Blacky the Crow by Thornton W. Burgess
Chapter XXVII: The Hunter Gives Up
Blacky The Crow didn't know what to think. He couldn't make himself believe that Farmer Brown's boy had really turned hunter, yet what else could he believe? Hadn't he with his own eyes seen Farmer Brown's boy with a terrible gun hide in rushes along the Big River and wait for Dusky the Black Duck and his flock to come in? And hadn't he with his own ears heard the "bang, bang" of that very gun?
The very first thing the next morning Blacky had hastened over to the place where Farmer Brown's boy had hidden in the rushes. With sharp eyes he looked for feathers, that would tell the tale of a Duck killed. But there were no feathers. There wasn't a thing to show that anything so dreadful had happened. Perhaps Farmer Brown's boy had missed when he shot at those Ducks. Blacky shook his head and decided to say nothing to anybody about Farmer Brown's boy and that terrible gun.
You may be sure that early in the afternoon he was perched in the top of his favorite tree over by the Big River. His heart sank, just as on the afternoon before, when he saw Farmer Brown's boy with his terrible gun trudging across the Green Meadows to the Big River. Instead of going to the same hiding place he made a new one farther down.
Then came the hunter a little earlier than usual. Instead of stopping at his blind, he walked straight to the blind Farmer Brown's boy had first made. Of course, there was no one there. The hunter looked both glad and disappointed. He went back to his own blind and sat down, and while he watched for the coming of the Ducks, he also watched that other blind to see if the unknown hunter of the night before would appear. Of course he didn't, and when at last the hunter saw the Ducks coming, he was sure that this time he would get some of them.
But the same thing happened as on the night before. Just as those Ducks were almost near enough, a gun went "bang, bang," and away went the Ducks. They didn't come back again, and once more a disappointed hunter went home without any.
The next afternoon he was on hand very early. He was there before Farmer Brown's boy arrived, and when he did come, of course the hunter saw him. He walked down to where Farmer Brown's boy was hiding in the rushes. "Hello!" said he. "Are you the one who was shooting here last night and the night before?"
Farmer Brown's boy grinned. "Yes," said he.
"What luck did you have?" asked the hunter.
"Fine," replied Farmer Brown's boy.
"How many Ducks did you get?" asked the hunter.
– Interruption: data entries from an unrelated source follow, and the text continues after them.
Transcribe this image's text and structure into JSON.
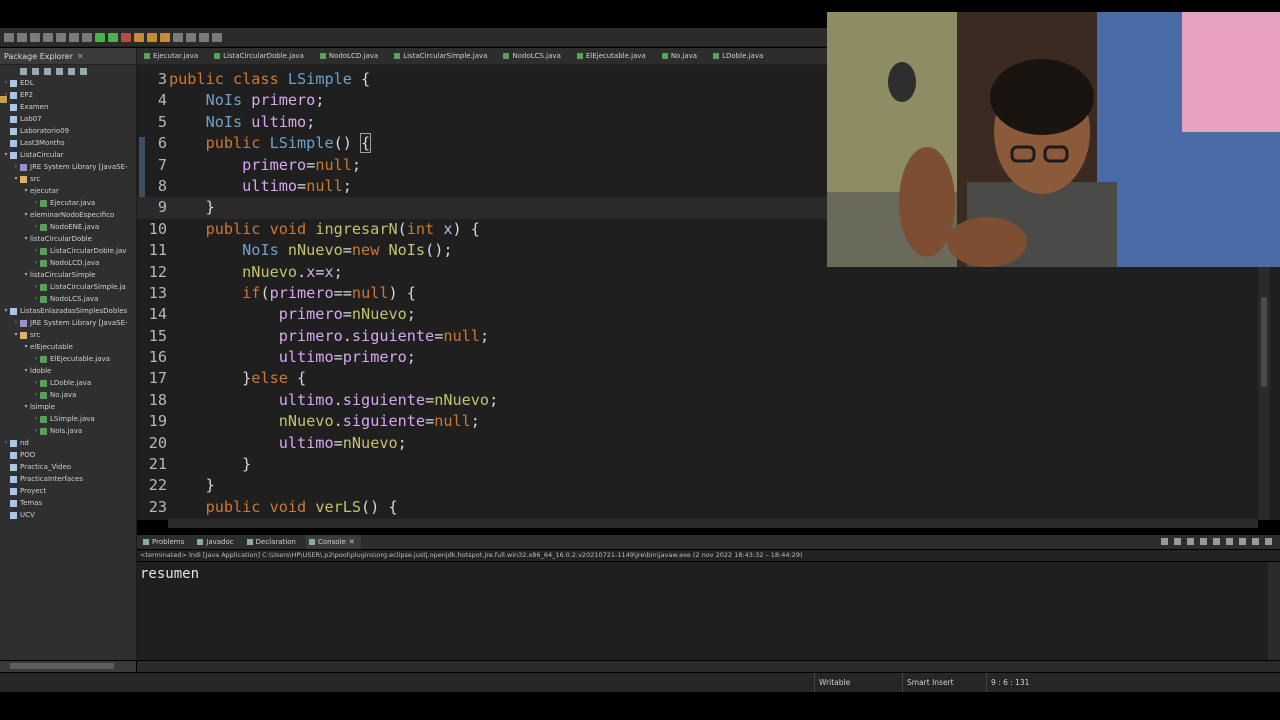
{
  "package_explorer": {
    "tab_label": "Package Explorer",
    "tree": [
      {
        "indent": 0,
        "toggle": ">",
        "icon": "folder",
        "label": "EDL"
      },
      {
        "indent": 0,
        "toggle": ">",
        "icon": "folder",
        "label": "EP2"
      },
      {
        "indent": 0,
        "toggle": "",
        "icon": "folder",
        "label": "Examen"
      },
      {
        "indent": 0,
        "toggle": "",
        "icon": "folder",
        "label": "Lab07"
      },
      {
        "indent": 0,
        "toggle": "",
        "icon": "folder",
        "label": "Laboratorio09"
      },
      {
        "indent": 0,
        "toggle": "",
        "icon": "folder",
        "label": "Last3Months"
      },
      {
        "indent": 0,
        "toggle": "v",
        "icon": "folder",
        "label": "ListaCircular"
      },
      {
        "indent": 1,
        "toggle": ">",
        "icon": "lib",
        "label": "JRE System Library [JavaSE-"
      },
      {
        "indent": 1,
        "toggle": "v",
        "icon": "src",
        "label": "src"
      },
      {
        "indent": 2,
        "toggle": "v",
        "icon": "pkg",
        "label": "ejecutar"
      },
      {
        "indent": 3,
        "toggle": ">",
        "icon": "java",
        "label": "Ejecutar.java"
      },
      {
        "indent": 2,
        "toggle": "v",
        "icon": "pkg",
        "label": "eleminarNodoEspecifico"
      },
      {
        "indent": 3,
        "toggle": ">",
        "icon": "java",
        "label": "NodoENE.java"
      },
      {
        "indent": 2,
        "toggle": "v",
        "icon": "pkg",
        "label": "listaCircularDoble"
      },
      {
        "indent": 3,
        "toggle": ">",
        "icon": "java",
        "label": "ListaCircularDoble.jav"
      },
      {
        "indent": 3,
        "toggle": ">",
        "icon": "java",
        "label": "NodoLCD.java"
      },
      {
        "indent": 2,
        "toggle": "v",
        "icon": "pkg",
        "label": "listaCircularSimple"
      },
      {
        "indent": 3,
        "toggle": ">",
        "icon": "java",
        "label": "ListaCircularSimple.ja"
      },
      {
        "indent": 3,
        "toggle": ">",
        "icon": "java",
        "label": "NodoLCS.java"
      },
      {
        "indent": 0,
        "toggle": "v",
        "icon": "folder",
        "label": "ListasEnlazadasSimplesDobles"
      },
      {
        "indent": 1,
        "toggle": ">",
        "icon": "lib",
        "label": "JRE System Library [JavaSE-"
      },
      {
        "indent": 1,
        "toggle": "v",
        "icon": "src",
        "label": "src"
      },
      {
        "indent": 2,
        "toggle": "v",
        "icon": "pkg",
        "label": "elEjecutable"
      },
      {
        "indent": 3,
        "toggle": ">",
        "icon": "java",
        "label": "ElEjecutable.java"
      },
      {
        "indent": 2,
        "toggle": "v",
        "icon": "pkg",
        "label": "ldoble"
      },
      {
        "indent": 3,
        "toggle": ">",
        "icon": "java",
        "label": "LDoble.java"
      },
      {
        "indent": 3,
        "toggle": ">",
        "icon": "java",
        "label": "No.java"
      },
      {
        "indent": 2,
        "toggle": "v",
        "icon": "pkg",
        "label": "lsimple"
      },
      {
        "indent": 3,
        "toggle": ">",
        "icon": "java",
        "label": "LSimple.java"
      },
      {
        "indent": 3,
        "toggle": ">",
        "icon": "java",
        "label": "NoIs.java"
      },
      {
        "indent": 0,
        "toggle": ">",
        "icon": "folder",
        "label": "nd"
      },
      {
        "indent": 0,
        "toggle": "",
        "icon": "folder",
        "label": "POO"
      },
      {
        "indent": 0,
        "toggle": "",
        "icon": "folder",
        "label": "Practica_Video"
      },
      {
        "indent": 0,
        "toggle": "",
        "icon": "folder",
        "label": "PracticaInterfaces"
      },
      {
        "indent": 0,
        "toggle": "",
        "icon": "folder",
        "label": "Proyect"
      },
      {
        "indent": 0,
        "toggle": "",
        "icon": "folder",
        "label": "Temas"
      },
      {
        "indent": 0,
        "toggle": "",
        "icon": "folder",
        "label": "UCV"
      }
    ]
  },
  "editor_tabs": [
    "Ejecutar.java",
    "ListaCircularDoble.java",
    "NodoLCD.java",
    "ListaCircularSimple.java",
    "NodoLCS.java",
    "ElEjecutable.java",
    "No.java",
    "LDoble.java"
  ],
  "editor": {
    "lines": [
      {
        "n": "3",
        "toks": [
          [
            "kw",
            "public "
          ],
          [
            "kw",
            "class "
          ],
          [
            "ty",
            "LSimple "
          ],
          [
            "op",
            "{"
          ]
        ]
      },
      {
        "n": "4",
        "toks": [
          [
            "op",
            "    "
          ],
          [
            "ty",
            "NoIs "
          ],
          [
            "fld",
            "primero"
          ],
          [
            "op",
            ";"
          ]
        ]
      },
      {
        "n": "5",
        "toks": [
          [
            "op",
            "    "
          ],
          [
            "ty",
            "NoIs "
          ],
          [
            "fld",
            "ultimo"
          ],
          [
            "op",
            ";"
          ]
        ]
      },
      {
        "n": "6",
        "toks": [
          [
            "op",
            "    "
          ],
          [
            "kw",
            "public "
          ],
          [
            "ty",
            "LSimple"
          ],
          [
            "op",
            "() "
          ],
          [
            "hl",
            "{"
          ]
        ]
      },
      {
        "n": "7",
        "toks": [
          [
            "op",
            "        "
          ],
          [
            "fld",
            "primero"
          ],
          [
            "op",
            "="
          ],
          [
            "nl",
            "null"
          ],
          [
            "op",
            ";"
          ]
        ]
      },
      {
        "n": "8",
        "toks": [
          [
            "op",
            "        "
          ],
          [
            "fld",
            "ultimo"
          ],
          [
            "op",
            "="
          ],
          [
            "nl",
            "null"
          ],
          [
            "op",
            ";"
          ]
        ]
      },
      {
        "n": "9",
        "toks": [
          [
            "op",
            "    }"
          ]
        ],
        "current": true
      },
      {
        "n": "10",
        "toks": [
          [
            "op",
            "    "
          ],
          [
            "kw",
            "public "
          ],
          [
            "kw",
            "void "
          ],
          [
            "fn",
            "ingresarN"
          ],
          [
            "op",
            "("
          ],
          [
            "kw",
            "int "
          ],
          [
            "pr",
            "x"
          ],
          [
            "op",
            ") {"
          ]
        ]
      },
      {
        "n": "11",
        "toks": [
          [
            "op",
            "        "
          ],
          [
            "ty",
            "NoIs "
          ],
          [
            "fn",
            "nNuevo"
          ],
          [
            "op",
            "="
          ],
          [
            "kw",
            "new "
          ],
          [
            "fn",
            "NoIs"
          ],
          [
            "op",
            "();"
          ]
        ]
      },
      {
        "n": "12",
        "toks": [
          [
            "op",
            "        "
          ],
          [
            "fn",
            "nNuevo"
          ],
          [
            "op",
            "."
          ],
          [
            "fld",
            "x"
          ],
          [
            "op",
            "="
          ],
          [
            "pr",
            "x"
          ],
          [
            "op",
            ";"
          ]
        ]
      },
      {
        "n": "13",
        "toks": [
          [
            "op",
            "        "
          ],
          [
            "kw",
            "if"
          ],
          [
            "op",
            "("
          ],
          [
            "fld",
            "primero"
          ],
          [
            "op",
            "=="
          ],
          [
            "nl",
            "null"
          ],
          [
            "op",
            ") {"
          ]
        ]
      },
      {
        "n": "14",
        "toks": [
          [
            "op",
            "            "
          ],
          [
            "fld",
            "primero"
          ],
          [
            "op",
            "="
          ],
          [
            "fn",
            "nNuevo"
          ],
          [
            "op",
            ";"
          ]
        ]
      },
      {
        "n": "15",
        "toks": [
          [
            "op",
            "            "
          ],
          [
            "fld",
            "primero"
          ],
          [
            "op",
            "."
          ],
          [
            "fld",
            "siguiente"
          ],
          [
            "op",
            "="
          ],
          [
            "nl",
            "null"
          ],
          [
            "op",
            ";"
          ]
        ]
      },
      {
        "n": "16",
        "toks": [
          [
            "op",
            "            "
          ],
          [
            "fld",
            "ultimo"
          ],
          [
            "op",
            "="
          ],
          [
            "fld",
            "primero"
          ],
          [
            "op",
            ";"
          ]
        ]
      },
      {
        "n": "17",
        "toks": [
          [
            "op",
            "        }"
          ],
          [
            "kw",
            "else "
          ],
          [
            "op",
            "{"
          ]
        ]
      },
      {
        "n": "18",
        "toks": [
          [
            "op",
            "            "
          ],
          [
            "fld",
            "ultimo"
          ],
          [
            "op",
            "."
          ],
          [
            "fld",
            "siguiente"
          ],
          [
            "op",
            "="
          ],
          [
            "fn",
            "nNuevo"
          ],
          [
            "op",
            ";"
          ]
        ]
      },
      {
        "n": "19",
        "toks": [
          [
            "op",
            "            "
          ],
          [
            "fn",
            "nNuevo"
          ],
          [
            "op",
            "."
          ],
          [
            "fld",
            "siguiente"
          ],
          [
            "op",
            "="
          ],
          [
            "nl",
            "null"
          ],
          [
            "op",
            ";"
          ]
        ]
      },
      {
        "n": "20",
        "toks": [
          [
            "op",
            "            "
          ],
          [
            "fld",
            "ultimo"
          ],
          [
            "op",
            "="
          ],
          [
            "fn",
            "nNuevo"
          ],
          [
            "op",
            ";"
          ]
        ]
      },
      {
        "n": "21",
        "toks": [
          [
            "op",
            "        }"
          ]
        ]
      },
      {
        "n": "22",
        "toks": [
          [
            "op",
            "    }"
          ]
        ]
      },
      {
        "n": "23",
        "toks": [
          [
            "op",
            "    "
          ],
          [
            "kw",
            "public "
          ],
          [
            "kw",
            "void "
          ],
          [
            "fn",
            "verLS"
          ],
          [
            "op",
            "() {"
          ]
        ]
      }
    ]
  },
  "bottom_panel": {
    "tabs": [
      "Problems",
      "Javadoc",
      "Declaration",
      "Console"
    ],
    "active_tab": "Console",
    "terminated_line": "<terminated> lndi [Java Application] C:\\Users\\HP\\USER\\.p2\\pool\\plugins\\org.eclipse.justj.openjdk.hotspot.jre.full.win32.x86_64_16.0.2.v20210721-1149\\jre\\bin\\javaw.exe (2 nov 2022 18:43:32 – 18:44:29)",
    "console_output": "resumen"
  },
  "status_bar": {
    "writable": "Writable",
    "insert_mode": "Smart Insert",
    "position": "9 : 6 : 131"
  }
}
Farmer Brown's boy grinned more broadly than before. "None," said he. "I guess I'm not a very good shot."
"Then what did you mean by saying you had fine luck?" demanded the hunter.
"Oh," replied Farmer Brown's boy, "I had the luck to see those Ducks and the fun of shooting," and he grinned again.
The hunter lost patience. He tried to order Farmer Brown's boy away. But the latter said he had as much right there as the hunter had, and the hunter knew that this was so. Finally he gave up, and muttering angrily, he went back to his blind. Again the gun of Farmer Brown's boy frightened away the Ducks just as they were coming in.
The next afternoon there was no hunter nor the next, though Farmer Brown's boy was there. The hunter had decided that it was a waste of time to hunt there while Farmer Brown's boy was about.